Exercise goal: What is the number of lines in the data that hold the string "OhioLINK"? Reply with that number only.

(Data items)
= = = =

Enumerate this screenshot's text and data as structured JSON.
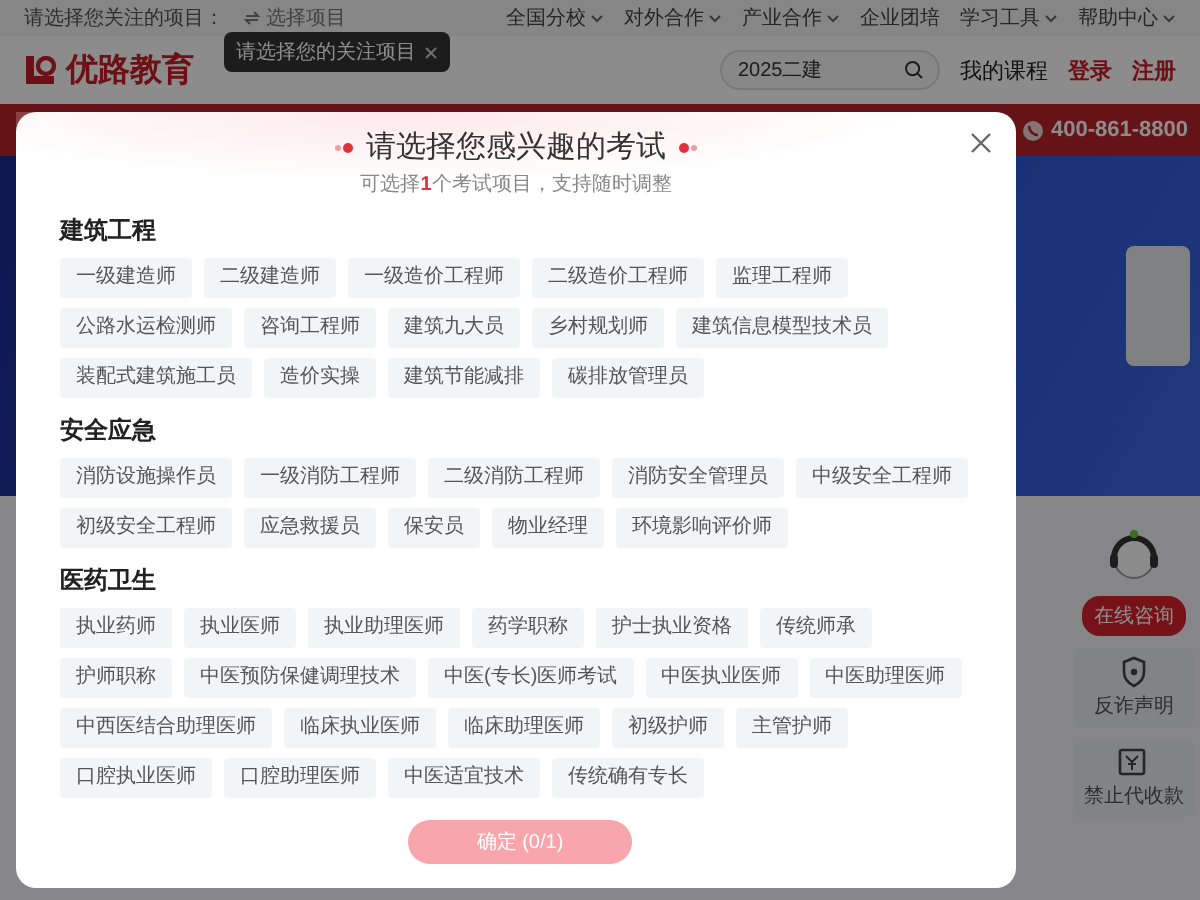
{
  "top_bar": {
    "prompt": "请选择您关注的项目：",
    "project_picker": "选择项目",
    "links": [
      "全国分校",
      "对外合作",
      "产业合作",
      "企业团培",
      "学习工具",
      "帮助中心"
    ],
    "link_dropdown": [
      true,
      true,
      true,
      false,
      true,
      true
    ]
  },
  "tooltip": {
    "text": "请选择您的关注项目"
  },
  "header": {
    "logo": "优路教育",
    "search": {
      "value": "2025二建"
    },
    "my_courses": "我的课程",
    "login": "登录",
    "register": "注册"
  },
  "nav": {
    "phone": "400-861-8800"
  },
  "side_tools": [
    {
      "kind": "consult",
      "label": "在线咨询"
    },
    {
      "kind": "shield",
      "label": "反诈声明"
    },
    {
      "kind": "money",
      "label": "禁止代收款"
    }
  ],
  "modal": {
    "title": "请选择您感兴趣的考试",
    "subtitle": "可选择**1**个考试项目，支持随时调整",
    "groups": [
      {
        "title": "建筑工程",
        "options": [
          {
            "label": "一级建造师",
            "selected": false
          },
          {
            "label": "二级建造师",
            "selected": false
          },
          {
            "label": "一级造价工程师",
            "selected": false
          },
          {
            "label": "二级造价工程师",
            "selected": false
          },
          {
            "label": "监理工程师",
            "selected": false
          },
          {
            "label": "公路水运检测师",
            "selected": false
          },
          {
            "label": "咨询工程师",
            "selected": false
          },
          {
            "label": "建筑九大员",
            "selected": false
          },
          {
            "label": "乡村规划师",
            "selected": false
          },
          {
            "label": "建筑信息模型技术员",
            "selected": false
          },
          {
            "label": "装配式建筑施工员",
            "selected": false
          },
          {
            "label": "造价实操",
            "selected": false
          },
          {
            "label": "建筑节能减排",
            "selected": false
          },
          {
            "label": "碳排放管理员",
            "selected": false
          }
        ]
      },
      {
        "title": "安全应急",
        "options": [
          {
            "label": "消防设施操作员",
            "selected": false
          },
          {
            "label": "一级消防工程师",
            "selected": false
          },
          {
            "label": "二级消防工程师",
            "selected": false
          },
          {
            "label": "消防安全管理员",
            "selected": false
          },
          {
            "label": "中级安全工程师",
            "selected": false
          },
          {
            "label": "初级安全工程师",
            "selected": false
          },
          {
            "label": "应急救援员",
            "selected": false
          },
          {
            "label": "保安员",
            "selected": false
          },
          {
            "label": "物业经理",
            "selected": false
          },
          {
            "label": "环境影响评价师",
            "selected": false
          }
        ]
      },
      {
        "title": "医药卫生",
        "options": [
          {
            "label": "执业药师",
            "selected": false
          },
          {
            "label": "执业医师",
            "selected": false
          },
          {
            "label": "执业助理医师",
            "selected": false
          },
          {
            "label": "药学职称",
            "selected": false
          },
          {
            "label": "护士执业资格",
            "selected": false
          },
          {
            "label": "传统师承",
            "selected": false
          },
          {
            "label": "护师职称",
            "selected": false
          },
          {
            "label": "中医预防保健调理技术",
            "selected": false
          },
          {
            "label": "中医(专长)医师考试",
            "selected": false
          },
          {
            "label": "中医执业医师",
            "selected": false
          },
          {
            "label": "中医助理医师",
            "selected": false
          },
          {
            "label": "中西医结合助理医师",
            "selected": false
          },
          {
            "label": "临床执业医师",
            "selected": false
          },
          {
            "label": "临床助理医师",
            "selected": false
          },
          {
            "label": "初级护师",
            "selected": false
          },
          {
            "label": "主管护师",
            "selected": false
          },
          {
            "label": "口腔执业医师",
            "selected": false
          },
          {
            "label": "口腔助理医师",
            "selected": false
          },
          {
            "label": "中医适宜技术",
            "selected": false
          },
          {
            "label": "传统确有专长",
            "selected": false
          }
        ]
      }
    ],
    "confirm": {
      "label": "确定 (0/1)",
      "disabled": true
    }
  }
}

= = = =

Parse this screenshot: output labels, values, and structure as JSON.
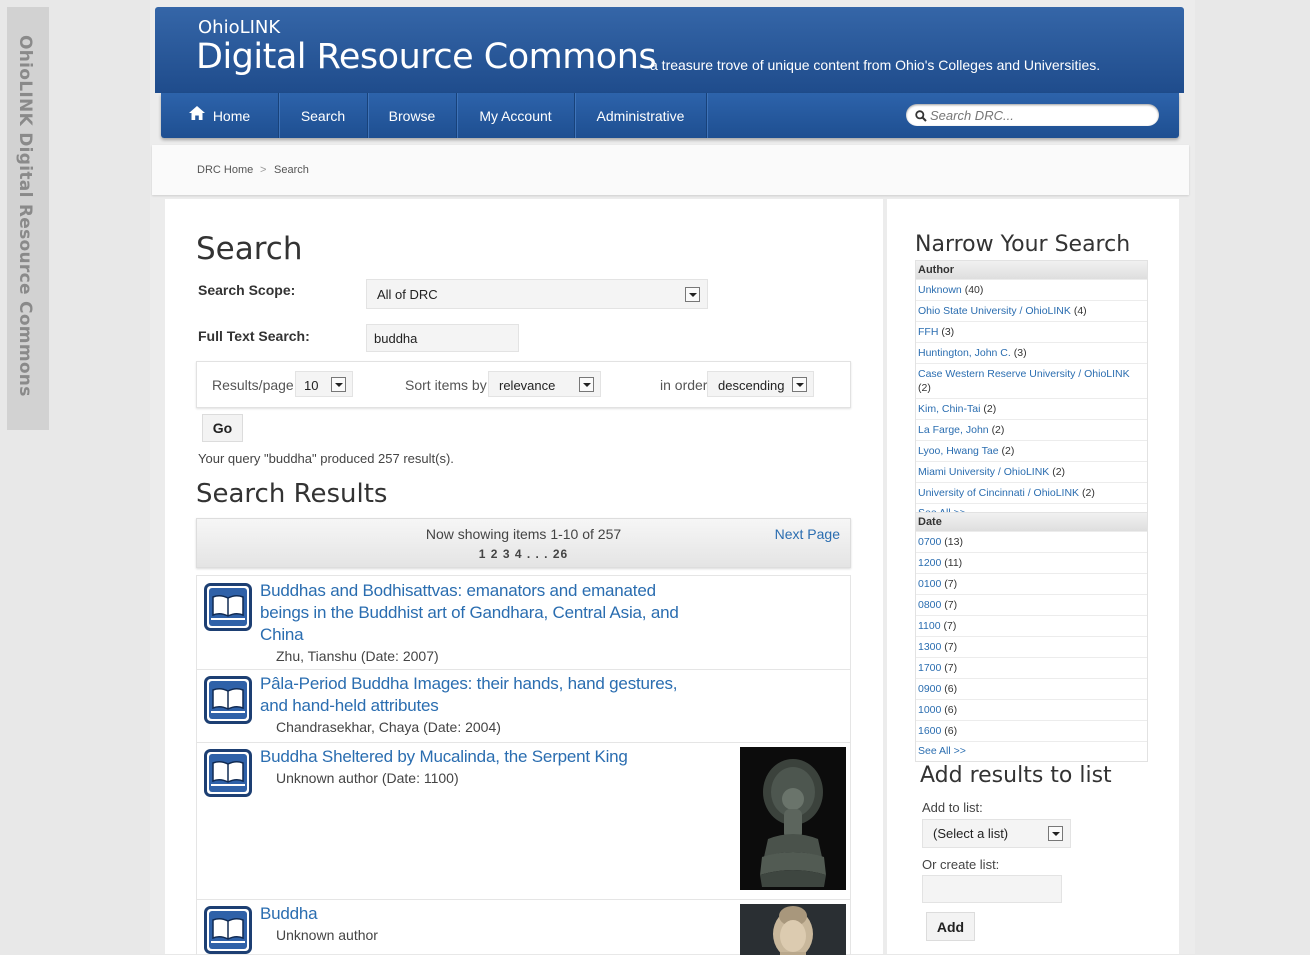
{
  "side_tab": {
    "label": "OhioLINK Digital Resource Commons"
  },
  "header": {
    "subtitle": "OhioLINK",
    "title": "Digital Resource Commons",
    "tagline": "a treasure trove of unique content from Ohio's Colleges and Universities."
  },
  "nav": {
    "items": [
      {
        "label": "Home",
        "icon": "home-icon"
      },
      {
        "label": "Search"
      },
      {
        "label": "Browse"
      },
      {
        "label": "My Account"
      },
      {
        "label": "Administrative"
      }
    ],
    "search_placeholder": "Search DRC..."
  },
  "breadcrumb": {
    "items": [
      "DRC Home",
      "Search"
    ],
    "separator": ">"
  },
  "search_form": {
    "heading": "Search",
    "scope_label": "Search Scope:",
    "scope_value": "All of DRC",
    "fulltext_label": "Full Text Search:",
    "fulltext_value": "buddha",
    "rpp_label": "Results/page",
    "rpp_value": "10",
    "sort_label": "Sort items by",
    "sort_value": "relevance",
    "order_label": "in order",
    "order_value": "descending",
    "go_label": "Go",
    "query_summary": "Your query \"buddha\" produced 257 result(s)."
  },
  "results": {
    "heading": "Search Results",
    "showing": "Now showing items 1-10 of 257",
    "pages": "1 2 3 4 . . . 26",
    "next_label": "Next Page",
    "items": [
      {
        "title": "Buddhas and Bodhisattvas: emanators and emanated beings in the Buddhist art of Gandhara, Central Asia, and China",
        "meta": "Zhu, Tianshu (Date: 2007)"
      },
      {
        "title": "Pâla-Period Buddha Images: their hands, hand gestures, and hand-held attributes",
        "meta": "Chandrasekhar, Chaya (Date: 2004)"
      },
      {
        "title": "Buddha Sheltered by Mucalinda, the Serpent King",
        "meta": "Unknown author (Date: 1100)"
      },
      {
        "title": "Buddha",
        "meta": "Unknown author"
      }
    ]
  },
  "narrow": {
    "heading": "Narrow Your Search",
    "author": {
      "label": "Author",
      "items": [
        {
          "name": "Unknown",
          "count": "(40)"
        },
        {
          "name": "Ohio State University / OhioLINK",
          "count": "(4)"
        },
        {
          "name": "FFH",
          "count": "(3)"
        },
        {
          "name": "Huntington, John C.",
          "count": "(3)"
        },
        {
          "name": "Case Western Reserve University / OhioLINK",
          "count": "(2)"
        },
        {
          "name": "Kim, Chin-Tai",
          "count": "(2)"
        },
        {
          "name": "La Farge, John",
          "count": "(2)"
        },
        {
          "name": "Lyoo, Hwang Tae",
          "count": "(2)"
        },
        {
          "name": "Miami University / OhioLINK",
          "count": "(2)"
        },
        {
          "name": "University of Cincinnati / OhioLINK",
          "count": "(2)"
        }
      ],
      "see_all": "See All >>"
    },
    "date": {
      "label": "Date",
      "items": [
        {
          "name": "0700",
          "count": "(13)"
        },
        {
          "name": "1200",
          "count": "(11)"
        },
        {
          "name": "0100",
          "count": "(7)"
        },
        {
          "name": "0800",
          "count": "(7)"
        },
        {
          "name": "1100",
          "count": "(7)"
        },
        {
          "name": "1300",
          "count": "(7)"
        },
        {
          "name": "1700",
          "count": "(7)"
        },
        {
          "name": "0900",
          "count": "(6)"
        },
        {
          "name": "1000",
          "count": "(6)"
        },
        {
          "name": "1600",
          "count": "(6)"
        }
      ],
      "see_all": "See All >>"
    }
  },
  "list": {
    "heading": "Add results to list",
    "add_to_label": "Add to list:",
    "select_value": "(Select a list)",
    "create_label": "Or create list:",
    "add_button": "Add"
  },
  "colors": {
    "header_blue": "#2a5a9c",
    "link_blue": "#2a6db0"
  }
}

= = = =

Exercise result: 6